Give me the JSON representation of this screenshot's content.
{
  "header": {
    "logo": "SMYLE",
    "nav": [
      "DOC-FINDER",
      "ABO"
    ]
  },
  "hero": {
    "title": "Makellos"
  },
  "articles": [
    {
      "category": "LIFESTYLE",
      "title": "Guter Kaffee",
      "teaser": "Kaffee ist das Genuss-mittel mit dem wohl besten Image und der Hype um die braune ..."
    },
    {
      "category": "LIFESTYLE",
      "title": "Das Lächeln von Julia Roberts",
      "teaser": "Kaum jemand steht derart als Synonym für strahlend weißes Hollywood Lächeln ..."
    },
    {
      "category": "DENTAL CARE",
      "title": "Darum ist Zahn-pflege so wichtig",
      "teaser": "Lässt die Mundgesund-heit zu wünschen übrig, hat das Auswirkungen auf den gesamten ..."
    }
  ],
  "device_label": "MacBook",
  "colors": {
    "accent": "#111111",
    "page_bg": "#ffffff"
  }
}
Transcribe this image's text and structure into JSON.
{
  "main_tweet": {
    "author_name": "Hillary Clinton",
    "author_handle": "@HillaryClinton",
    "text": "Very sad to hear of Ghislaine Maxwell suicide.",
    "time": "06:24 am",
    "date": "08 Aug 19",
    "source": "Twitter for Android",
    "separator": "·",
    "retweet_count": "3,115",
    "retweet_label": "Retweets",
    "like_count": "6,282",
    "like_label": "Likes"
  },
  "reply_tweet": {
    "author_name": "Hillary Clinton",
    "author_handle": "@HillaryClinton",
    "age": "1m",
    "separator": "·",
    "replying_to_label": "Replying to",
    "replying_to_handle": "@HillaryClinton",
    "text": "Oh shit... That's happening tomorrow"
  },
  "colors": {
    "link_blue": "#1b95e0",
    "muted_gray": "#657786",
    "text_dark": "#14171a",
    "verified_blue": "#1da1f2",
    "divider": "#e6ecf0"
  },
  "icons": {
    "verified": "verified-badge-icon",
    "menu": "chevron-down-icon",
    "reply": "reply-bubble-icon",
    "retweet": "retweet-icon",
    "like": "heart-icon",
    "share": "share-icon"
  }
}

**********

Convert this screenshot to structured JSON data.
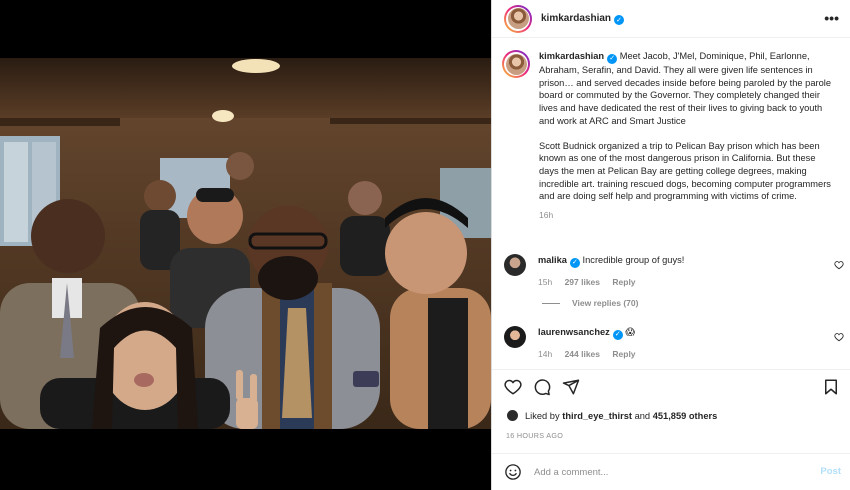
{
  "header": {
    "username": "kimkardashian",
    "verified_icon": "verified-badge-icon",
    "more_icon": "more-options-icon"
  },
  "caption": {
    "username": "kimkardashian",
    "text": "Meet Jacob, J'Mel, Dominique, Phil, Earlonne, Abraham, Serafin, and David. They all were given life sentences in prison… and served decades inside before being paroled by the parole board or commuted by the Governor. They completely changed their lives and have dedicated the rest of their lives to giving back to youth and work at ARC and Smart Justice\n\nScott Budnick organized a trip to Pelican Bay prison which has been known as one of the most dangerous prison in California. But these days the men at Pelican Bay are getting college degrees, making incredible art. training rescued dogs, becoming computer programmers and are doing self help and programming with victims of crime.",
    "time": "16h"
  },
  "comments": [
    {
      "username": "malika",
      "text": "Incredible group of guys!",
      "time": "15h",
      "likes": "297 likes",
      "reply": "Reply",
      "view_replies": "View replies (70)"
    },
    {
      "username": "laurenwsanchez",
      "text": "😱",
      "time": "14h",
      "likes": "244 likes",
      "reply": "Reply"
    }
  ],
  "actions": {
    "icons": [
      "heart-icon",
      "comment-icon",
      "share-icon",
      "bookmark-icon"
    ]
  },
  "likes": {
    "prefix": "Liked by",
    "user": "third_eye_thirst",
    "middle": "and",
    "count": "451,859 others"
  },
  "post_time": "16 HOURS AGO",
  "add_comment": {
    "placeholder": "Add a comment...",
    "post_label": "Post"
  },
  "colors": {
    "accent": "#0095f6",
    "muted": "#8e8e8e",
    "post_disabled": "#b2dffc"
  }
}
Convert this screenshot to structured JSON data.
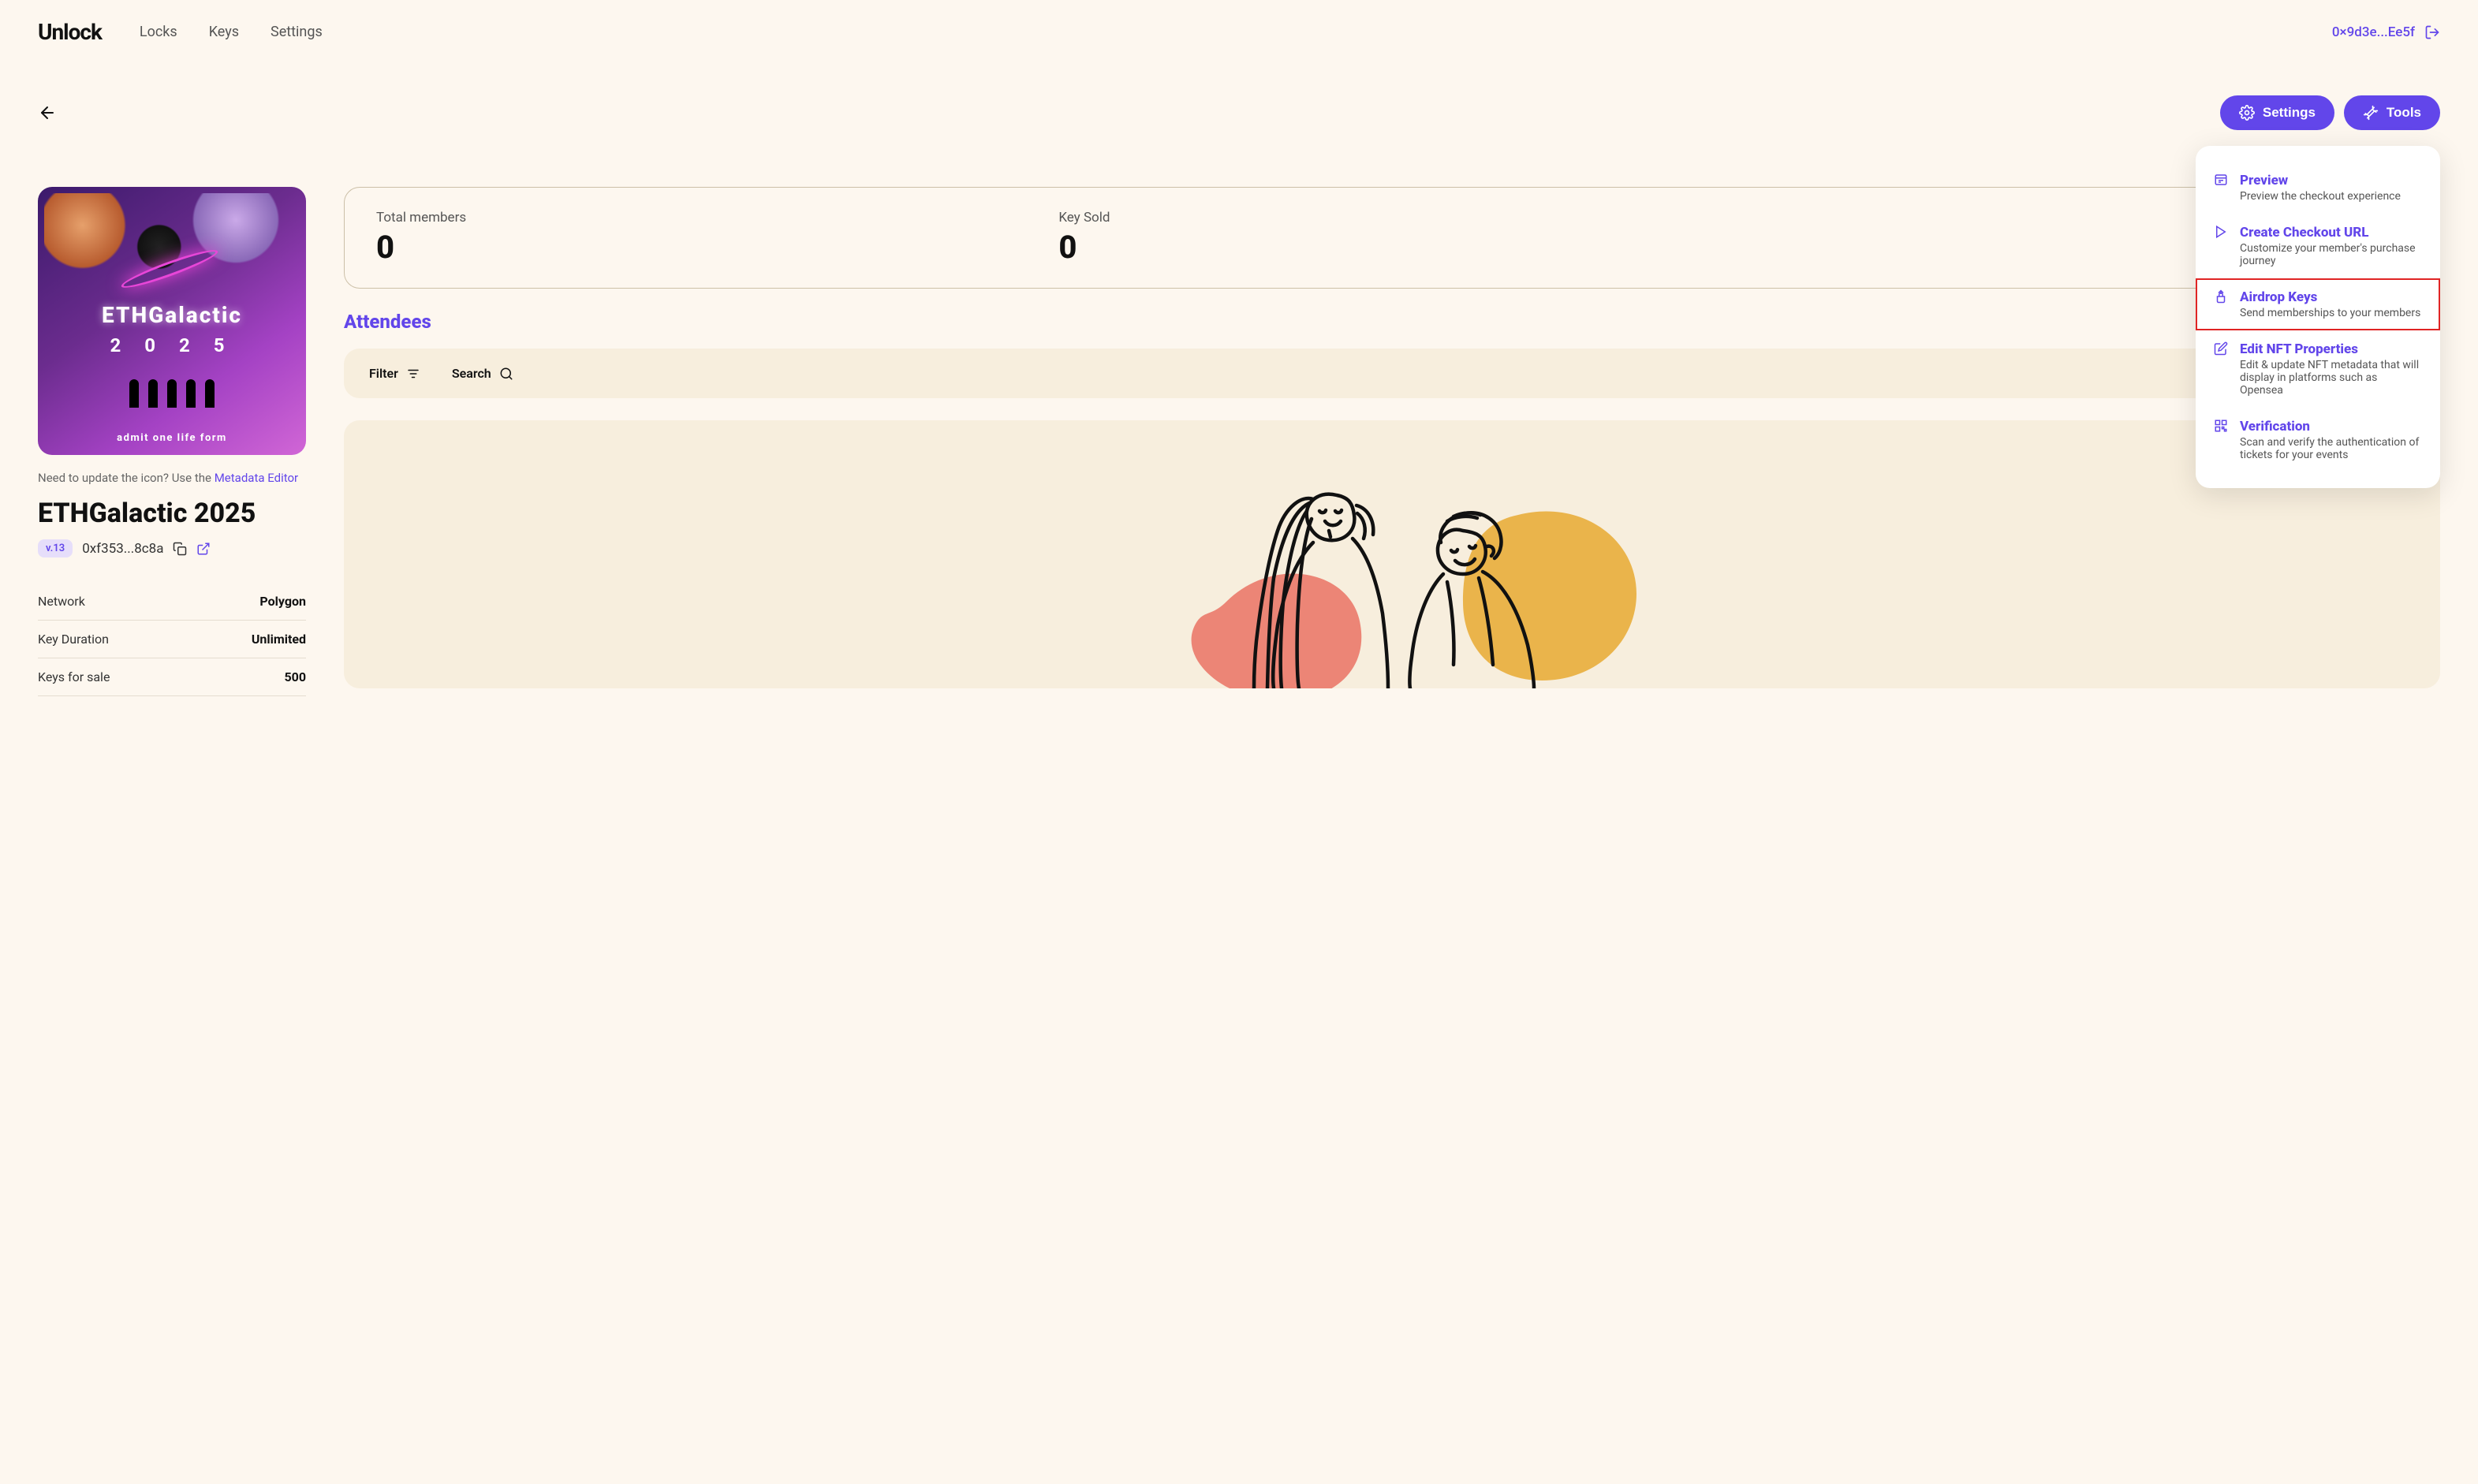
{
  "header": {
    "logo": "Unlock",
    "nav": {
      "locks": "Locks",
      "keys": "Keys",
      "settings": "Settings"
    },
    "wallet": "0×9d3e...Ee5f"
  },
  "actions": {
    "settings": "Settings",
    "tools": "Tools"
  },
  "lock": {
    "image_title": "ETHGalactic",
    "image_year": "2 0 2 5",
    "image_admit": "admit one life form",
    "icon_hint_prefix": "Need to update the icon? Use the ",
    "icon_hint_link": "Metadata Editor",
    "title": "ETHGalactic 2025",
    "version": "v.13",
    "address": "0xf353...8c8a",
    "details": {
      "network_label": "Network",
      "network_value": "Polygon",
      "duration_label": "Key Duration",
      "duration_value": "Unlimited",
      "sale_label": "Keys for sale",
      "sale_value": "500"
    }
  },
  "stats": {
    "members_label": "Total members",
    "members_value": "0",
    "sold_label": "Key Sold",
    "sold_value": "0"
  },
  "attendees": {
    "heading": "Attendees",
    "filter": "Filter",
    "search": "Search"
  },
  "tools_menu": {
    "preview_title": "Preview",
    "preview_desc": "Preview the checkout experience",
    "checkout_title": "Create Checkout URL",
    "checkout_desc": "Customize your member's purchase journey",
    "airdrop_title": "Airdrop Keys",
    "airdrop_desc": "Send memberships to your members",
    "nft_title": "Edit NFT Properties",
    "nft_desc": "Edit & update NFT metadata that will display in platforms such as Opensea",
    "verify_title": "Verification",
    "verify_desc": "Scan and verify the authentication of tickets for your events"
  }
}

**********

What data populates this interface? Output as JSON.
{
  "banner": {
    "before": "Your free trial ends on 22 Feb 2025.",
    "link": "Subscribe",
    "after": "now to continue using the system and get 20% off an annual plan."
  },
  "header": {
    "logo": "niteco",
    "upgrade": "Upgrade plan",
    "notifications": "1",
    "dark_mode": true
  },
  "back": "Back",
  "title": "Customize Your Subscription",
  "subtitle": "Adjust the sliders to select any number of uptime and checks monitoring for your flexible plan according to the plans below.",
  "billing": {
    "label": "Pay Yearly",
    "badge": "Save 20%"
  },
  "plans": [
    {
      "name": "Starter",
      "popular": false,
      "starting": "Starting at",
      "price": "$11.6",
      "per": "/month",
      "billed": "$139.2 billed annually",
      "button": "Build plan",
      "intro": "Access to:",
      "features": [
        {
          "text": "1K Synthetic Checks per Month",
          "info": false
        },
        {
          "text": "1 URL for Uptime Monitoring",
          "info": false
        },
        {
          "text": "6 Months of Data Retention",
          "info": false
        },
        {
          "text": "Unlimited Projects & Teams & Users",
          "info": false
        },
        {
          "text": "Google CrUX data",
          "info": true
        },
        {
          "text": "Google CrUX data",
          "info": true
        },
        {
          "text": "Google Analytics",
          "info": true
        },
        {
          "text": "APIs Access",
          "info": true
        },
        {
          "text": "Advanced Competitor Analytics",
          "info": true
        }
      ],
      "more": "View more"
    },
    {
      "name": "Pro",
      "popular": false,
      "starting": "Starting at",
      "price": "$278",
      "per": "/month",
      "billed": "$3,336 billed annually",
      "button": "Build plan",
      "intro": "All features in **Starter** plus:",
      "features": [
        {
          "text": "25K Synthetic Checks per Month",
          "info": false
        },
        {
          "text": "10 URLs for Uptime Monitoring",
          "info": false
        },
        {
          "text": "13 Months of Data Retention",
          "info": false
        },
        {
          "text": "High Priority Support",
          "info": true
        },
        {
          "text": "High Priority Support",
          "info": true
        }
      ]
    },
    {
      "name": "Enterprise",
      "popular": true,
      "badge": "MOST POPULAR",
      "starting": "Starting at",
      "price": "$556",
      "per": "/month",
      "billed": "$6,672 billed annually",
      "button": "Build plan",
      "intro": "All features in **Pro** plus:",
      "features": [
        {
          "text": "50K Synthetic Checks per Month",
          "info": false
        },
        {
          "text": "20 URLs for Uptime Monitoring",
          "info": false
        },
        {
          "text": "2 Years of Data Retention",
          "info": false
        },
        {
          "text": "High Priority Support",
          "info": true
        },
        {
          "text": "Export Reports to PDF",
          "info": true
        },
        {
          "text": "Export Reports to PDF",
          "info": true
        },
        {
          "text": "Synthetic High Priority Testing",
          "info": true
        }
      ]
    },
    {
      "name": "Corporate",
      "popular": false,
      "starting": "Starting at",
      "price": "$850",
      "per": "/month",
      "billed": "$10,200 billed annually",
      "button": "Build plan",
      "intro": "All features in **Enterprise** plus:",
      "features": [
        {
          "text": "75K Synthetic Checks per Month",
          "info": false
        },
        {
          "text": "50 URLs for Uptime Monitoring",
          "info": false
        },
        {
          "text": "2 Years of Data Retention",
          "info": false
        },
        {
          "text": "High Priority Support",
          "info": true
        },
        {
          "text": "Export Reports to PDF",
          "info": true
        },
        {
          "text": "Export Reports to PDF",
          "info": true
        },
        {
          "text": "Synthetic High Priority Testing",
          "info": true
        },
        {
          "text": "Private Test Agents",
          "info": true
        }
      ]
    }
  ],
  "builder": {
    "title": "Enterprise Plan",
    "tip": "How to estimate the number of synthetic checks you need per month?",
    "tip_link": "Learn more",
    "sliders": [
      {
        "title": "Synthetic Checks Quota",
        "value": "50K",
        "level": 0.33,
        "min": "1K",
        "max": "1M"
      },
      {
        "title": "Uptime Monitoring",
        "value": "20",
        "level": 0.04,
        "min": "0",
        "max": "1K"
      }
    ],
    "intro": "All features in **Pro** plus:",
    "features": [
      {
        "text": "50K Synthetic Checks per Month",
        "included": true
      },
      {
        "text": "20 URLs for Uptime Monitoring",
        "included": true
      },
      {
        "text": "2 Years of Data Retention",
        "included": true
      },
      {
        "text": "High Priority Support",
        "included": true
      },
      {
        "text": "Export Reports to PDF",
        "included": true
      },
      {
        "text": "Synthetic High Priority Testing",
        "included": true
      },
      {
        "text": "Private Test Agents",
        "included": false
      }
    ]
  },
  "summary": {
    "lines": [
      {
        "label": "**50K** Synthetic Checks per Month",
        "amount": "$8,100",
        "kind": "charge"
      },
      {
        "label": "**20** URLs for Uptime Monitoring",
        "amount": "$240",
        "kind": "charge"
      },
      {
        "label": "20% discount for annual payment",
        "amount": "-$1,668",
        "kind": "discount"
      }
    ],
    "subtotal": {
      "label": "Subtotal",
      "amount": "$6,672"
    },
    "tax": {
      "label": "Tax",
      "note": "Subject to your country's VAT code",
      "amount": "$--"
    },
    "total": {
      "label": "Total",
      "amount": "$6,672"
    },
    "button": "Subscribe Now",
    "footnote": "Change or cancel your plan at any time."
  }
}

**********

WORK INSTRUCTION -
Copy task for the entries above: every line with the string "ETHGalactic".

EXERCISE SOLUTION -
    "image_title": "ETHGalactic",
    "title": "ETHGalactic 2025",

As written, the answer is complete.